Casilda E. Roper-Simpson is a long-time senior attorney, administrative law judge, and adjunct lecturer that’s jumped at the chance to be the next Countywide Civil Court judge in this year’s race.
“I have prepared myself from the onset of my career. I knew I always wanted to be an attorney,” said Roper-Simpson. “I have been very committed to this profession and my community.”
Roper-Simpson said she has learned to listen to people and how important it is to be impartial as a judge. She said she felt like she’s been preparing for this her whole life considering the path to her legal career has not been easy financially or otherwise. Roper-Simpson attended Baruch College in the late 1980s and Brooklyn Law School in the early 1990s. During that time she was also a legal secretary and a paralegal for the District Attorney’s office.
“I used to walk from 43rd to 20-something street to Baruch because I couldn’t afford the bus. And I’d put my walkman, yes walkman, in my ear and walk,” said Roper-Simpson.
Starting with the painful deaths of her father and sister to struggling through motherhood while trying to pass classes and the bar exams, Roper-Simpson said she learned to persevere with the support and encouragement of her husband and family members.
She comes from a large family and parents who were hard working immigrants from Panama. They settled in Crown Heights in her childhood and were big believers in education. Most of her six siblings are also successful public servants, said Roper-Simpson, with one of her sisters also being an attorney and judge. She said her family isn’t extremely political at all though.
“We never missed school. And one day this teacher called home and he told my mom I wasn’t doing so good in social studies, and she was not happy,” she laughed. “She literally put me in my room with my text book and I couldn’t leave until I learned the whole thing. I actually found out the constitution existed and fell in love with it.”
She took that fundamental love of the constitution and education and tried to imbue the classes she teaches with the same enthusiasm, virtual classrooms or not.
She taught at New York City Technical College and also teaches graduate and undergraduate students at Molloy College in Rockville Center, Long Island. Most of her students, she said, want to be attorneys, police, or federal officers.
“I find they take my class because they want to know the law, and a lot of them say they don’t know the law,” said Roper-Simpson. “I teach that there’s no right or wrong answer. It’s an adversarial system. Who’s the most persuasive individual? Where do the facts really lie?”
Roper-Simpson said she often holds mock trials and studies real life cases with her mostly white male students from Long Island to address the “disconnect” between the presumptions and realities of policing.
“The young man who was shot by an Asian officer in the Pink Houses in Brooklyn. He was coming down the steps in the projects. The police officer was patrolling and the gun went off and ricocheted and shot the young man,” she said, referencing the shooting of Akai Gurley last year. “We followed that case and they couldn’t understand why he was walking down the steps in the projects.”
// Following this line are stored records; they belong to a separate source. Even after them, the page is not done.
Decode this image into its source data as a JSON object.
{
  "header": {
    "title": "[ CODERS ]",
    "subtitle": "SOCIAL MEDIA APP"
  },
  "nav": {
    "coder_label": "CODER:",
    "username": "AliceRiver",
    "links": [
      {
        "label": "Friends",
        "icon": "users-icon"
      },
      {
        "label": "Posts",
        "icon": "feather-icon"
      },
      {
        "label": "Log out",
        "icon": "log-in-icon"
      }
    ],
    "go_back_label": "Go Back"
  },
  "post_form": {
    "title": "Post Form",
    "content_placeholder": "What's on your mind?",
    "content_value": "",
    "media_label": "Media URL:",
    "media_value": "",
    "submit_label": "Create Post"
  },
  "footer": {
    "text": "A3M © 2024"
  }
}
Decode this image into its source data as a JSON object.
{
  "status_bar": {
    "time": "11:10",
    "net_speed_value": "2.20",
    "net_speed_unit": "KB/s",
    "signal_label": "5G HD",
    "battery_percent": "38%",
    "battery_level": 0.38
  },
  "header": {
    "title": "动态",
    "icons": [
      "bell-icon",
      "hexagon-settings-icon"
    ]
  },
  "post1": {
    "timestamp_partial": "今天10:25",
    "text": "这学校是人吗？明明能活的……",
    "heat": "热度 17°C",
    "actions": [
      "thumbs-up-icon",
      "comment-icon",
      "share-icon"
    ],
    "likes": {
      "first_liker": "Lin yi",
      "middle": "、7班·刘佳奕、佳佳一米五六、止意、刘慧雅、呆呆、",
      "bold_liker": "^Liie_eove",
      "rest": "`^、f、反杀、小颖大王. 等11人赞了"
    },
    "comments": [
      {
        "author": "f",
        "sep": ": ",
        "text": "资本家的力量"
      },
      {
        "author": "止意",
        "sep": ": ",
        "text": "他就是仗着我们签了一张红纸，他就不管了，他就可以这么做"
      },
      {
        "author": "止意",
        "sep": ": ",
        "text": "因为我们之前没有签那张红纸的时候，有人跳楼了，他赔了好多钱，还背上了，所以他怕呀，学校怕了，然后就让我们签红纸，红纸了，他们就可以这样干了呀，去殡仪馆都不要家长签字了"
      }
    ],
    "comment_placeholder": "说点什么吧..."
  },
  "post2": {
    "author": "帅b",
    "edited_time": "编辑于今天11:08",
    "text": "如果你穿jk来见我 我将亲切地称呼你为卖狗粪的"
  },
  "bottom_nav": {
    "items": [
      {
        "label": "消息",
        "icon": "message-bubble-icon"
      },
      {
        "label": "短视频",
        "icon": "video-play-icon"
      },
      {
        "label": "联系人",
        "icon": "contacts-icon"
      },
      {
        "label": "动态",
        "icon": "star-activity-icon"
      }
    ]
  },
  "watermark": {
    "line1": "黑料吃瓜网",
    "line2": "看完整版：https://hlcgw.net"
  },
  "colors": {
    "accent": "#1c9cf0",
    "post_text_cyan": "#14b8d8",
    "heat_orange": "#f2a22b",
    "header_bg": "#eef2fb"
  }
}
Over the years, Roper-Simpson has had experience in handling criminal, civil, family law, immigration, human rights, and police brutality cases, and spent years in Kings County, Nassau County, New York State, and Queens County Smalls Claims courts.
“Having had the opportunity to appear in front of such honorable judges as Judge Sylvia Hinds-Radix, Judge Sarah Krauss, Judge Priscilla Hall, Judge Larry Martin Judge William Miller and so many more who exhibited great courtroom management, temperament, impartiality, integrity respect and equality as they administered justice,” said Roper-Simpson, “I am committed to provide the people of Brooklyn a judge with such a great stature and those attributes.”